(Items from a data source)

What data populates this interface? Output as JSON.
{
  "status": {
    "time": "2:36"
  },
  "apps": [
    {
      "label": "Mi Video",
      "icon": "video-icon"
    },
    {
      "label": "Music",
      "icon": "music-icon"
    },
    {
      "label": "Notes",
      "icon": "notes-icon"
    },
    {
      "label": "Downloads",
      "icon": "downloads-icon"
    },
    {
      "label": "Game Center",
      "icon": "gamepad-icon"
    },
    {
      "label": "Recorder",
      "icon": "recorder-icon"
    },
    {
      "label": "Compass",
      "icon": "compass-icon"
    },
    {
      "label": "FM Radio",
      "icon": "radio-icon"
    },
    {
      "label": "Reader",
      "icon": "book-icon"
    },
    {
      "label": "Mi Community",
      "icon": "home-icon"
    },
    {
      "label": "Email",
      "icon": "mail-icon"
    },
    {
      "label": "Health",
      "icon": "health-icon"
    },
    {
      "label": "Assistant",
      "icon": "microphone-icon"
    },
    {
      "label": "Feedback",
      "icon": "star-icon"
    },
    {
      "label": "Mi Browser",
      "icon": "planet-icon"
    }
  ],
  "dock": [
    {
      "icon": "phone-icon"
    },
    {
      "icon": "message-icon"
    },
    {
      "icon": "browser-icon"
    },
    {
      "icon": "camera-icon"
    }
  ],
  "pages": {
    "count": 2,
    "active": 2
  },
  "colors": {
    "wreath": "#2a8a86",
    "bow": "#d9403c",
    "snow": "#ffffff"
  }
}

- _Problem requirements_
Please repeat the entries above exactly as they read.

- _Answer to this task_
What data populates this interface? Output as JSON.
{
  "status": {
    "time": "2:36"
  },
  "apps": [
    {
      "label": "Mi Video",
      "icon": "video-icon"
    },
    {
      "label": "Music",
      "icon": "music-icon"
    },
    {
      "label": "Notes",
      "icon": "notes-icon"
    },
    {
      "label": "Downloads",
      "icon": "downloads-icon"
    },
    {
      "label": "Game Center",
      "icon": "gamepad-icon"
    },
    {
      "label": "Recorder",
      "icon": "recorder-icon"
    },
    {
      "label": "Compass",
      "icon": "compass-icon"
    },
    {
      "label": "FM Radio",
      "icon": "radio-icon"
    },
    {
      "label": "Reader",
      "icon": "book-icon"
    },
    {
      "label": "Mi Community",
      "icon": "home-icon"
    },
    {
      "label": "Email",
      "icon": "mail-icon"
    },
    {
      "label": "Health",
      "icon": "health-icon"
    },
    {
      "label": "Assistant",
      "icon": "microphone-icon"
    },
    {
      "label": "Feedback",
      "icon": "star-icon"
    },
    {
      "label": "Mi Browser",
      "icon": "planet-icon"
    }
  ],
  "dock": [
    {
      "icon": "phone-icon"
    },
    {
      "icon": "message-icon"
    },
    {
      "icon": "browser-icon"
    },
    {
      "icon": "camera-icon"
    }
  ],
  "pages": {
    "count": 2,
    "active": 2
  },
  "colors": {
    "wreath": "#2a8a86",
    "bow": "#d9403c",
    "snow": "#ffffff"
  }
}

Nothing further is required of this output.